The Federal Bureau of Investigation (FBI) has posted a 191-page file on its website concerning the background investigation of the founder of Apple, Steve Jobs.
Jobs was being considered for a presidential appointment to the President's Export Council of George Bush Sr. in 1991.
The document opens with several pages of personal information including Jobs' residences, employers and social security number. After initial biographical information, the document specifies the purpose of the investigation. Here's what it says:
The Bureau has been requested to conduct an expedite background investigation of the above-captioned subject, who is being considered for presidential appointment. You are requested to check appropriate indices based upon available information covering subject, employment, and all close relatives. It is requested that the results of your check, whether positive or negative, be indicated in the spaces below, and relayed to the special inquiry unit [REDACTED] ..., via routing slip marked 'urgent.'
The background check reveals several facts about Jobs' life including the fact that he was the subject of a bomb threat in 1985. It also specifies that the failure of the LISA computer was not intentional, and that the class action suit brought against Apple because of a failed product is fairly common in Silicon Valley.
An FBI source, whose name is redacted in the file, told the FBI, the company and Jobs acted in good faith and were not able to predict what would happen after the LISA was introduced.
In other interviews, all contained in the 191-page document, Jobs was portrayed as a manipulative person. On page 38 of the document, the FBI wrote:
Several individuals commented concerning past drug use on the part of Mr. Jobs. Several individuals questioned Mr. Jobs' honesty stating that Mr. Jobs will twist the truth and distort reality in order to achieve his goals. They also commented that, in the past, Mr. Jobs was not supportive of [REDACTED] (the mother of his child born out of wedlock) and their daughter; however, recently has become more supportive.
The document goes into detail about Jobs departure from Apple Computers, Inc., citing differences in management style and philosophy between himself and [REDACTED] of the company. This is presumably John Sculley, whose stressed relationship with Jobs is chronicled in the Steve Jobs biography written by Walter Isaacson.
There are several instances in the document where Jobs is considered to be of good moral character and good character and integrity. Many of the subjects interviewed said that they could recommend Jobs as a government employee in good faith.
We're still trudging through this lengthy document, but as far as we can tell, this is extremely similar to the Walter Isaacson biography of Jobs.
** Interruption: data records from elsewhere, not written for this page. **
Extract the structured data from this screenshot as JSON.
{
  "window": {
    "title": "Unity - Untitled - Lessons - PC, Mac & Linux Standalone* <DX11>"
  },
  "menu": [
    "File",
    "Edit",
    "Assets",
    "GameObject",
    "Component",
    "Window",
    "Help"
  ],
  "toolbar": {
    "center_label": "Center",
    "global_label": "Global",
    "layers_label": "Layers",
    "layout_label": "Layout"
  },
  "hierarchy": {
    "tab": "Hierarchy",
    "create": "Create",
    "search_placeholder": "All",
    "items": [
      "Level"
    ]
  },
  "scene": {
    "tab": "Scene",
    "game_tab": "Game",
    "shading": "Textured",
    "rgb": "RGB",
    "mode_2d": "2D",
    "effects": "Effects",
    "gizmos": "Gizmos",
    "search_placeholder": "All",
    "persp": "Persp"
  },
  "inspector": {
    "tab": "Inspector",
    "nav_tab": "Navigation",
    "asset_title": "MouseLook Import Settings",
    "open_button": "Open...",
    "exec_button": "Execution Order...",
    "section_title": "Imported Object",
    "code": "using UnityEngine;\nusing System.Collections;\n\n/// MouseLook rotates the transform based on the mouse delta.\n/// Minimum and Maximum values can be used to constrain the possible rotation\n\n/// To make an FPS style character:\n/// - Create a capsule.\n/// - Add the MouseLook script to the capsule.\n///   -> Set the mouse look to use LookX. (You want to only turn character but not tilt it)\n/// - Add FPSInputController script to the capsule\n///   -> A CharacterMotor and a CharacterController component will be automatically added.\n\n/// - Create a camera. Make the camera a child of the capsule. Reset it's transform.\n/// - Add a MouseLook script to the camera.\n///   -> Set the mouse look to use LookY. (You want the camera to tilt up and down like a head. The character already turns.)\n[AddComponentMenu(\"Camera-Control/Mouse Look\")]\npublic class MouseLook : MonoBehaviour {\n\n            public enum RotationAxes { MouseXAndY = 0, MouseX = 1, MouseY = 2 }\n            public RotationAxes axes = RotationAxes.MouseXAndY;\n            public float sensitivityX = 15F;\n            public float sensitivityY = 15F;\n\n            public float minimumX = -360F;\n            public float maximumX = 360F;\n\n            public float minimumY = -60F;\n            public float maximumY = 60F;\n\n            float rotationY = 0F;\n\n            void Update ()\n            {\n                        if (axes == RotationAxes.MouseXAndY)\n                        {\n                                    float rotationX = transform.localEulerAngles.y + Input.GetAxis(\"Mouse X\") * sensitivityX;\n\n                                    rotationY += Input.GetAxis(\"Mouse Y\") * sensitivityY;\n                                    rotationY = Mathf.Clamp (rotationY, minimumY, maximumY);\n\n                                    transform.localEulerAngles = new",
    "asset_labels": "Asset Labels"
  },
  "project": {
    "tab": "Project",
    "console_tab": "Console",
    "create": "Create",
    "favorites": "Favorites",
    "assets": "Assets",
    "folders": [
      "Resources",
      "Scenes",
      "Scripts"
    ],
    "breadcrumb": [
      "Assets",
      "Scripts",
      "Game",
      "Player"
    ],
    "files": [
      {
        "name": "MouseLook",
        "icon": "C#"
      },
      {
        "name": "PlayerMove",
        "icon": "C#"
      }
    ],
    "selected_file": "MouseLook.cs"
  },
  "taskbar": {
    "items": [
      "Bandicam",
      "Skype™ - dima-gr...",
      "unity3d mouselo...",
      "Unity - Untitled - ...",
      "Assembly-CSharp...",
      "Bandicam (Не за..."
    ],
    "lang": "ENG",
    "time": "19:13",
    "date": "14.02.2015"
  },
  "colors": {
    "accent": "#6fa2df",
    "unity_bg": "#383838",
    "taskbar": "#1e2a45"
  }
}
The FBI even went as far as gathering information about Jobs' reality distortion field. The fight with Sculley and the lack of support for his daughter Lisa are all things most Jobs fans have read about before.